[Start of Attachment]

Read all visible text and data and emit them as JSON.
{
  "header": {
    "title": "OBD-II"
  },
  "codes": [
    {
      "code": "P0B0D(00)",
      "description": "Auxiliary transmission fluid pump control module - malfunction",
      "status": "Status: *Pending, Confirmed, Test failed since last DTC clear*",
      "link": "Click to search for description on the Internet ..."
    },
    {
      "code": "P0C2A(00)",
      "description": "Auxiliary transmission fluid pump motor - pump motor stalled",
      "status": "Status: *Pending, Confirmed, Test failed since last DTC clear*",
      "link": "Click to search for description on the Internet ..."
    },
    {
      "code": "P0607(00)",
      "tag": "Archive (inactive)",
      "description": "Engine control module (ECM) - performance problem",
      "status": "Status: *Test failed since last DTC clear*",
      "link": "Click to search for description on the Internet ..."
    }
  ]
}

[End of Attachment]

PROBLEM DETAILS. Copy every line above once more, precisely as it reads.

TASK OUTPUT.
Read all visible text and data and emit them as JSON.
{
  "header": {
    "title": "OBD-II"
  },
  "codes": [
    {
      "code": "P0B0D(00)",
      "description": "Auxiliary transmission fluid pump control module - malfunction",
      "status": "Status: *Pending, Confirmed, Test failed since last DTC clear*",
      "link": "Click to search for description on the Internet ..."
    },
    {
      "code": "P0C2A(00)",
      "description": "Auxiliary transmission fluid pump motor - pump motor stalled",
      "status": "Status: *Pending, Confirmed, Test failed since last DTC clear*",
      "link": "Click to search for description on the Internet ..."
    },
    {
      "code": "P0607(00)",
      "tag": "Archive (inactive)",
      "description": "Engine control module (ECM) - performance problem",
      "status": "Status: *Test failed since last DTC clear*",
      "link": "Click to search for description on the Internet ..."
    }
  ]
}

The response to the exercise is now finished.